In the drug court, participants pay for the involvement. In a given week, $2,800 is taken in by Carbon County from the fees of Drug Court participants, making the program partially self-sustaining. An advantage of drug court which is difficult to quantify lies in the fact that participants are provided with intensive treatment instead of being warehoused.
"Do you know what it's like to fight a war for 20 years and lose the whole time?" asked Hendricks. "And then after 23 years to see that you can still win? That is an amazing thing. The good news here is that there is hope."
According to both Hendricks and White, the two things that will make the biggest difference in their crusade to abate substance abuse are open and honest community dialogue concerning the problem and the creation of a detox and inpatient treatment facility in the area.

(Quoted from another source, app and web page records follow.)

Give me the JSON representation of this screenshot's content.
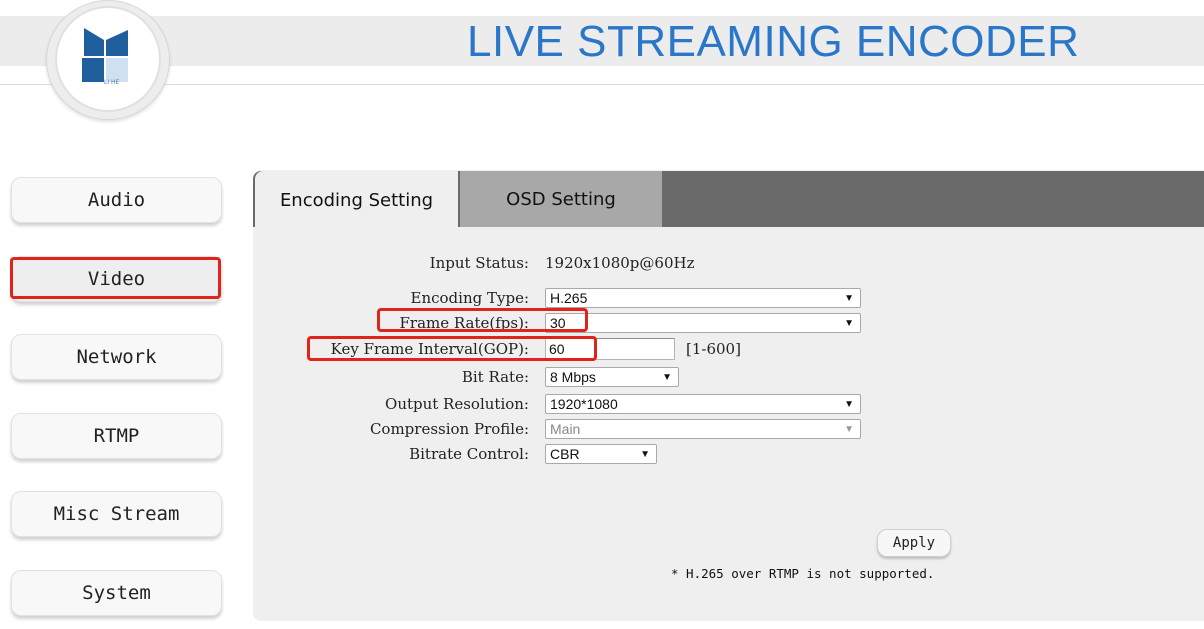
{
  "header": {
    "title": "LIVE STREAMING ENCODER",
    "logo_text": "LI HE",
    "brand_color": "#2a76c8"
  },
  "sidebar": {
    "items": [
      {
        "label": "Audio",
        "icon": ""
      },
      {
        "label": "Video",
        "active": true
      },
      {
        "label": "Network"
      },
      {
        "label": "RTMP"
      },
      {
        "label": "Misc Stream"
      },
      {
        "label": "System"
      }
    ]
  },
  "tabs": [
    {
      "label": "Encoding Setting",
      "active": true
    },
    {
      "label": "OSD Setting",
      "active": false
    }
  ],
  "form": {
    "input_status": {
      "label": "Input Status:",
      "value": "1920x1080p@60Hz"
    },
    "encoding_type": {
      "label": "Encoding Type:",
      "value": "H.265"
    },
    "frame_rate": {
      "label": "Frame Rate(fps):",
      "value": "30"
    },
    "gop": {
      "label": "Key Frame Interval(GOP):",
      "value": "60",
      "range": "[1-600]"
    },
    "bit_rate": {
      "label": "Bit Rate:",
      "value": "8 Mbps"
    },
    "output_resolution": {
      "label": "Output Resolution:",
      "value": "1920*1080"
    },
    "compression_profile": {
      "label": "Compression Profile:",
      "value": "Main",
      "disabled": true
    },
    "bitrate_control": {
      "label": "Bitrate Control:",
      "value": "CBR"
    }
  },
  "apply_label": "Apply",
  "note": "* H.265 over RTMP is not supported.",
  "highlight_color": "#e0241c"
}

"We need hope just like the addicts we supervise," said Hendricks. "And because of the drug court, we get that hope. It is exhilarating to know that the people we are involved with are doing well, some of them for the first time in a long time."
Just as the attitude of law enforcement has changed to meet the needs of the day, the protocols of drug court have also changed. When the program started in Carbon County in 2005, violent offenders were automatically screened out. Today, the court takes the most difficult of cases and according to Stefanoff they are succeeding with a great many of them.
"It makes for a tough job for our trackers," he said. "But the payoff is well worth it."
Moving forward, the biggest challenge to the court is funding. While the statistics showing the success of those in the program are overwhelming, state funding has been consistently cut, an issue Hendricks feels can only be addressed by local citizens addressing their elected officials.
In his mind the program should convince the most hardcore of conservatives based on fiscal responsibility alone. It is cheaper to rehabilitate these individuals than to jail them. As for liberals, the concept alone is a winner. We are helping people, he said.